> EXERCISE DETAILS
Search the entries below for the word "name" and copy every line where it appears.

Start of GIVEN RECORDS

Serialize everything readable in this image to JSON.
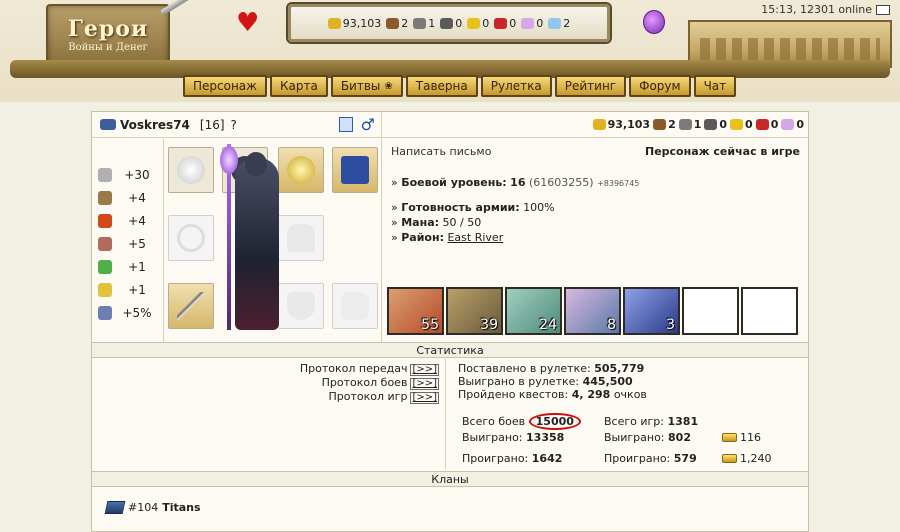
{
  "header": {
    "logo_title": "Герои",
    "logo_subtitle": "Войны и Денег",
    "clock": "15:13, 12301 online",
    "resources": [
      {
        "icon": "gold-icon",
        "value": "93,103",
        "color": "#e0b324"
      },
      {
        "icon": "wood-icon",
        "value": "2",
        "color": "#8a5a2a"
      },
      {
        "icon": "ore-icon",
        "value": "1",
        "color": "#7a7a7a"
      },
      {
        "icon": "mercury-icon",
        "value": "0",
        "color": "#5a5a5a"
      },
      {
        "icon": "sulfur-icon",
        "value": "0",
        "color": "#e6c21a"
      },
      {
        "icon": "crystal-icon",
        "value": "0",
        "color": "#c8262a"
      },
      {
        "icon": "gems-icon",
        "value": "0",
        "color": "#d5a6e8"
      },
      {
        "icon": "diamond-icon",
        "value": "2",
        "color": "#8ec8f0"
      }
    ],
    "nav": [
      "Персонаж",
      "Карта",
      "Битвы",
      "Таверна",
      "Рулетка",
      "Рейтинг",
      "Форум",
      "Чат"
    ]
  },
  "player": {
    "nick": "Voskres74",
    "level": "[16]",
    "help": "?",
    "gender_symbol": "♂"
  },
  "top_resources": [
    {
      "icon": "gold-icon",
      "value": "93,103",
      "color": "#e0b324"
    },
    {
      "icon": "wood-icon",
      "value": "2",
      "color": "#8a5a2a"
    },
    {
      "icon": "ore-icon",
      "value": "1",
      "color": "#7a7a7a"
    },
    {
      "icon": "mercury-icon",
      "value": "0",
      "color": "#5a5a5a"
    },
    {
      "icon": "sulfur-icon",
      "value": "0",
      "color": "#e6c21a"
    },
    {
      "icon": "crystal-icon",
      "value": "0",
      "color": "#c8262a"
    },
    {
      "icon": "gems-icon",
      "value": "0",
      "color": "#d5a6e8"
    }
  ],
  "bonuses": [
    {
      "icon": "attack-icon",
      "value": "+30",
      "color": "#b0b0b0"
    },
    {
      "icon": "defense-icon",
      "value": "+4",
      "color": "#9b7b45"
    },
    {
      "icon": "spellpower-icon",
      "value": "+4",
      "color": "#d04a1a"
    },
    {
      "icon": "knowledge-icon",
      "value": "+5",
      "color": "#b46a5a"
    },
    {
      "icon": "luck-icon",
      "value": "+1",
      "color": "#4fb04a"
    },
    {
      "icon": "morale-icon",
      "value": "+1",
      "color": "#e1c23a"
    },
    {
      "icon": "initiative-icon",
      "value": "+5%",
      "color": "#6c7fb4"
    }
  ],
  "info": {
    "write_letter": "Написать письмо",
    "status": "Персонаж сейчас в игре",
    "combat_label": "Боевой уровень:",
    "combat_value": "16",
    "combat_exp": "(61603255)",
    "combat_extra": "+8396745",
    "army_label": "Готовность армии:",
    "army_value": "100%",
    "mana_label": "Мана:",
    "mana_value": "50 / 50",
    "district_label": "Район:",
    "district_value": "East River"
  },
  "army": [
    {
      "count": "55",
      "color": "#b84a2a"
    },
    {
      "count": "39",
      "color": "#6a5a3a"
    },
    {
      "count": "24",
      "color": "#4f8a7a"
    },
    {
      "count": "8",
      "color": "#5a7aa8"
    },
    {
      "count": "3",
      "color": "#2a3a8a"
    },
    {
      "count": "",
      "color": "#ffffff"
    },
    {
      "count": "",
      "color": "#ffffff"
    }
  ],
  "stats": {
    "title": "Статистика",
    "protocols": [
      {
        "label": "Протокол передач",
        "link": "[>>]"
      },
      {
        "label": "Протокол боев",
        "link": "[>>]"
      },
      {
        "label": "Протокол игр",
        "link": "[>>]"
      }
    ],
    "roulette_bet_label": "Поставлено в рулетке:",
    "roulette_bet_value": "505,779",
    "roulette_won_label": "Выиграно в рулетке:",
    "roulette_won_value": "445,500",
    "quests_label": "Пройдено квестов:",
    "quests_value": "4, 298",
    "quests_unit": "очков",
    "total_battles_label": "Всего боев",
    "total_battles_value": "15000",
    "total_games_label": "Всего игр:",
    "total_games_value": "1381",
    "won_label": "Выиграно:",
    "won_battles_value": "13358",
    "won_games_value": "802",
    "won_gold_value": "116",
    "lost_label": "Проиграно:",
    "lost_battles_value": "1642",
    "lost_games_value": "579",
    "lost_gold_value": "1,240"
  },
  "clans": {
    "title": "Кланы",
    "items": [
      {
        "id": "#104",
        "name": "Titans"
      }
    ]
  }
}
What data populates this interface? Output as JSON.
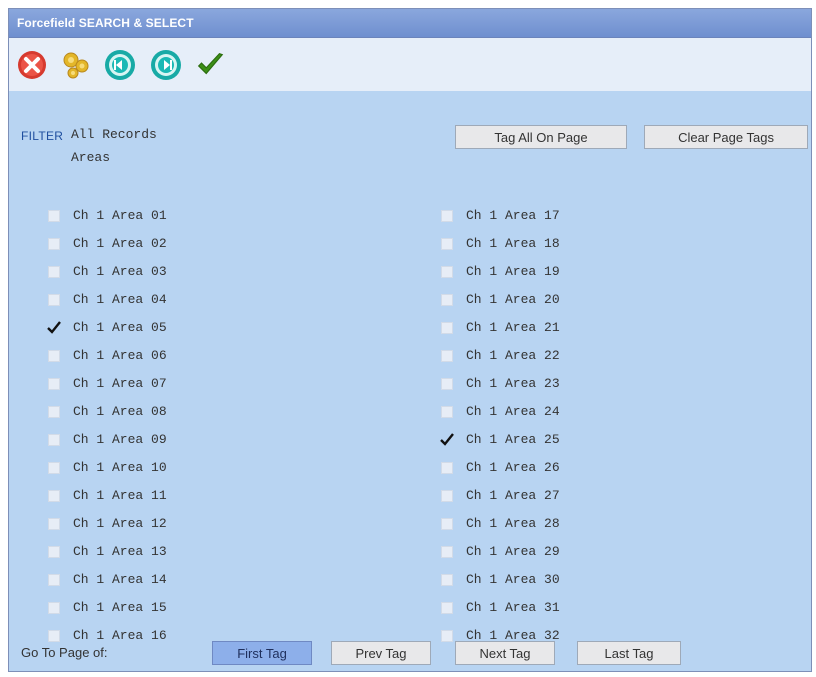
{
  "window": {
    "title": "Forcefield SEARCH & SELECT"
  },
  "toolbar": {
    "icons": [
      {
        "name": "close-icon",
        "color": "#e3473d"
      },
      {
        "name": "settings-gears-icon",
        "color": "#f1c84b"
      },
      {
        "name": "previous-icon",
        "color": "#21b5b1"
      },
      {
        "name": "next-icon",
        "color": "#21b5b1"
      },
      {
        "name": "confirm-check-icon",
        "color": "#4f9f1a"
      }
    ]
  },
  "filter": {
    "label": "FILTER",
    "value": "All Records",
    "subvalue": "Areas"
  },
  "actions": {
    "tag_all": "Tag All On Page",
    "clear_page": "Clear Page Tags"
  },
  "areas": [
    {
      "label": "Ch 1 Area 01",
      "checked": false
    },
    {
      "label": "Ch 1 Area 02",
      "checked": false
    },
    {
      "label": "Ch 1 Area 03",
      "checked": false
    },
    {
      "label": "Ch 1 Area 04",
      "checked": false
    },
    {
      "label": "Ch 1 Area 05",
      "checked": true
    },
    {
      "label": "Ch 1 Area 06",
      "checked": false
    },
    {
      "label": "Ch 1 Area 07",
      "checked": false
    },
    {
      "label": "Ch 1 Area 08",
      "checked": false
    },
    {
      "label": "Ch 1 Area 09",
      "checked": false
    },
    {
      "label": "Ch 1 Area 10",
      "checked": false
    },
    {
      "label": "Ch 1 Area 11",
      "checked": false
    },
    {
      "label": "Ch 1 Area 12",
      "checked": false
    },
    {
      "label": "Ch 1 Area 13",
      "checked": false
    },
    {
      "label": "Ch 1 Area 14",
      "checked": false
    },
    {
      "label": "Ch 1 Area 15",
      "checked": false
    },
    {
      "label": "Ch 1 Area 16",
      "checked": false
    },
    {
      "label": "Ch 1 Area 17",
      "checked": false
    },
    {
      "label": "Ch 1 Area 18",
      "checked": false
    },
    {
      "label": "Ch 1 Area 19",
      "checked": false
    },
    {
      "label": "Ch 1 Area 20",
      "checked": false
    },
    {
      "label": "Ch 1 Area 21",
      "checked": false
    },
    {
      "label": "Ch 1 Area 22",
      "checked": false
    },
    {
      "label": "Ch 1 Area 23",
      "checked": false
    },
    {
      "label": "Ch 1 Area 24",
      "checked": false
    },
    {
      "label": "Ch 1 Area 25",
      "checked": true
    },
    {
      "label": "Ch 1 Area 26",
      "checked": false
    },
    {
      "label": "Ch 1 Area 27",
      "checked": false
    },
    {
      "label": "Ch 1 Area 28",
      "checked": false
    },
    {
      "label": "Ch 1 Area 29",
      "checked": false
    },
    {
      "label": "Ch 1 Area 30",
      "checked": false
    },
    {
      "label": "Ch 1 Area 31",
      "checked": false
    },
    {
      "label": "Ch 1 Area 32",
      "checked": false
    }
  ],
  "pager": {
    "label": "Go To Page of:",
    "first": "First Tag",
    "prev": "Prev Tag",
    "next": "Next Tag",
    "last": "Last Tag"
  }
}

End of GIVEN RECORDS

> RESPONSE BOX
        "name": "Titans"
        "name": "close-icon",
        "name": "settings-gears-icon",
        "name": "previous-icon",
        "name": "next-icon",
        "name": "confirm-check-icon",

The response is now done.